To do: Copy the records below in full, keeping each word as it is but omitting the pictures.

START Data shown

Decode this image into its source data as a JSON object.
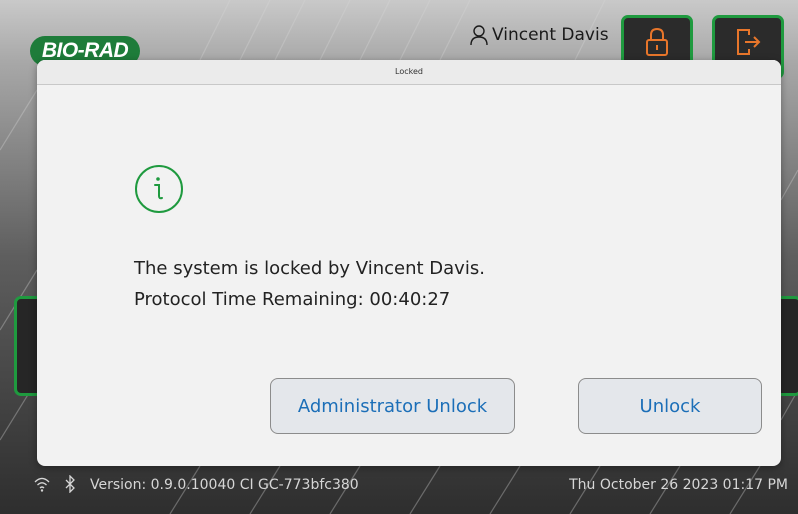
{
  "header": {
    "logo_text": "BIO-RAD",
    "user_name": "Vincent Davis",
    "icons": [
      "user-icon",
      "lock-icon",
      "logout-icon"
    ]
  },
  "dialog": {
    "title": "Locked",
    "icon": "info-icon",
    "message_line1": "The system is locked by Vincent Davis.",
    "message_line2": "Protocol Time Remaining: 00:40:27",
    "admin_unlock_label": "Administrator Unlock",
    "unlock_label": "Unlock"
  },
  "status_bar": {
    "icons": [
      "wifi-icon",
      "bluetooth-icon"
    ],
    "version": "Version: 0.9.0.10040 CI GC-773bfc380",
    "datetime": "Thu October 26 2023 01:17 PM"
  },
  "colors": {
    "accent_green": "#1f9a3f",
    "link_blue": "#1c6fb8",
    "dialog_bg": "#f2f2f2",
    "logo_green": "#1e7c3a"
  }
}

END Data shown

Answer box:
Decode this image into its source data as a JSON object.
{
  "header": {
    "logo_text": "BIO-RAD",
    "user_name": "Vincent Davis",
    "icons": [
      "user-icon",
      "lock-icon",
      "logout-icon"
    ]
  },
  "dialog": {
    "title": "Locked",
    "icon": "info-icon",
    "message_line1": "The system is locked by Vincent Davis.",
    "message_line2": "Protocol Time Remaining: 00:40:27",
    "admin_unlock_label": "Administrator Unlock",
    "unlock_label": "Unlock"
  },
  "status_bar": {
    "icons": [
      "wifi-icon",
      "bluetooth-icon"
    ],
    "version": "Version: 0.9.0.10040 CI GC-773bfc380",
    "datetime": "Thu October 26 2023 01:17 PM"
  },
  "colors": {
    "accent_green": "#1f9a3f",
    "link_blue": "#1c6fb8",
    "dialog_bg": "#f2f2f2",
    "logo_green": "#1e7c3a"
  }
}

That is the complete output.